**About this task**
Lines from the one containing "Convert this screenshot" through the end of the entries below: set them down exactly, both ends included, with nothing added.

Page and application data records

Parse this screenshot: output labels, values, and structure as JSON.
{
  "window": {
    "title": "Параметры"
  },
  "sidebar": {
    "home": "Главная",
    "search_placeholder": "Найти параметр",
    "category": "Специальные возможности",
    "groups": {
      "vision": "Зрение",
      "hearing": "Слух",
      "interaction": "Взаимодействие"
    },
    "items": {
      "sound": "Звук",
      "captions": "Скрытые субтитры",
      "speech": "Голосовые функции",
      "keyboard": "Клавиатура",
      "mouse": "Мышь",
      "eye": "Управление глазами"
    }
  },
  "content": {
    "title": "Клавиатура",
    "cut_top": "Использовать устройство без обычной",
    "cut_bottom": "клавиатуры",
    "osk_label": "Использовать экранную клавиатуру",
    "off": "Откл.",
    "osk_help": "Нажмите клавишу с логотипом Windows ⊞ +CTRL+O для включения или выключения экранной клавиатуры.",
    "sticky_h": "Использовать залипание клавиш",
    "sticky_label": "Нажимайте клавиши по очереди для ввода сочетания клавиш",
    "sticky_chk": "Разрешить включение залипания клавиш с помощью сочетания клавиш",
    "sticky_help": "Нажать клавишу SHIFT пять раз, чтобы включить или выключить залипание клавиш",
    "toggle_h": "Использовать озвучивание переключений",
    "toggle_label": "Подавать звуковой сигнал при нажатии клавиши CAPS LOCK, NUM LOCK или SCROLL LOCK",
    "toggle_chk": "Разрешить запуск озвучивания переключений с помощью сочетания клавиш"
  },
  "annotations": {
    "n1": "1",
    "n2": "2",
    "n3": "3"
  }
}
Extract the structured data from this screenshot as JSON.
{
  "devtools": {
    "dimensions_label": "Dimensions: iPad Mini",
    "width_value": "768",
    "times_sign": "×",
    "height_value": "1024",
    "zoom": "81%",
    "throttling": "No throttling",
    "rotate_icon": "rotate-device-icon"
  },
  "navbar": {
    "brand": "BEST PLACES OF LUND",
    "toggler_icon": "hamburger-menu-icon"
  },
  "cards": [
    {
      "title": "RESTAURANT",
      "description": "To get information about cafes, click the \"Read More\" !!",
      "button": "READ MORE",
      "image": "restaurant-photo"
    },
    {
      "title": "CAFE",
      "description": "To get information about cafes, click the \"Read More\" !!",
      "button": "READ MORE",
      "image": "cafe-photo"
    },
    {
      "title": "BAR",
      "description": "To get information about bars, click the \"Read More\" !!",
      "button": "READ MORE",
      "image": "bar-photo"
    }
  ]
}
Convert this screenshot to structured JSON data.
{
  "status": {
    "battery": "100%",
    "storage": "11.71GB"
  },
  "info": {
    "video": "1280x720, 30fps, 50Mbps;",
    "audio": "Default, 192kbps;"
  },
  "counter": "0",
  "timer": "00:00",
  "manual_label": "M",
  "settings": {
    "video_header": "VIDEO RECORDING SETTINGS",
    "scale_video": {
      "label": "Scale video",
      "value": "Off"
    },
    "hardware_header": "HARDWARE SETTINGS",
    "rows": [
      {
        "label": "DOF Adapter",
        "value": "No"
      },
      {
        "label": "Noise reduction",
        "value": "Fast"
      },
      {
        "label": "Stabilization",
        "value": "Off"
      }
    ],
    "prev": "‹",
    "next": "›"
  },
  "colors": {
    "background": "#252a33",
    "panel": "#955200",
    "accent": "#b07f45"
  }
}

**Exercise response**
Convert this screenshot to structured JSON data.
{
  "status": {
    "battery": "100%",
    "storage": "11.71GB"
  },
  "info": {
    "video": "1280x720, 30fps, 50Mbps;",
    "audio": "Default, 192kbps;"
  },
  "counter": "0",
  "timer": "00:00",
  "manual_label": "M",
  "settings": {
    "video_header": "VIDEO RECORDING SETTINGS",
    "scale_video": {
      "label": "Scale video",
      "value": "Off"
    },
    "hardware_header": "HARDWARE SETTINGS",
    "rows": [
      {
        "label": "DOF Adapter",
        "value": "No"
      },
      {
        "label": "Noise reduction",
        "value": "Fast"
      },
      {
        "label": "Stabilization",
        "value": "Off"
      }
    ],
    "prev": "‹",
    "next": "›"
  },
  "colors": {
    "background": "#252a33",
    "panel": "#955200",
    "accent": "#b07f45"
  }
}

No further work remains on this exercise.